Government representatives claimed that the biometric database will be heavily protected, preventing leaks of any sort. Cyber experts, however, believe that it will eventually reach the wrong hands, as have previous government databases. Should the database leak security agencies will find it extremely difficult to operate in secret.
A development by Vikisense, specializing in biometric facial recognition, shows how damaging such a leak can be. Not even various stealth measures – or attempts to stay out of the cameras’ line of sight – will help agents remain anonymous.
“We photographed people with their head facing up and with their head down, with faces covered by hands or turned away from the camera – and still managed to identify them correctly. Our analysis produces a vector from each picture, which is then compared to other, less clear, images.” This according to David Dahan, Director of Technological Development for Vikisense. “We’ve also added the ability to simulate beards, glasses, hats and so on.”
According to Amos Romano, Vikisense Director of Business Development, many other means exist that enhance identification capabilities even further. “Our system can learn. The more it sees a person, the more precisely it’s able to identify him or her. Several cameras can be used together, giving more data to the system and resulting in more efficient analysis. Eventually we’ll know who we’re looking at.”
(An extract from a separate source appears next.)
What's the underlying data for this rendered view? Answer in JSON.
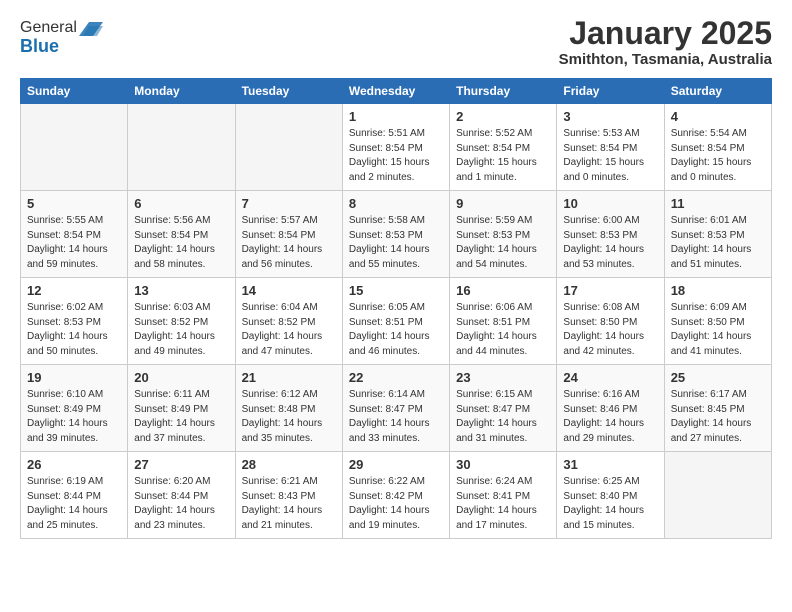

Following petitions by privacy activists, the High Court recently ordered the Israeli Ministry of Interior to make it clear that there’s no obligation to join the database at this point, and the rights of those who refuse to participate won’t be affected. The biometric trails began in July 2013 and are expected to end late this year. Following trial completion the government will have to decide whether the database will be made mandatory.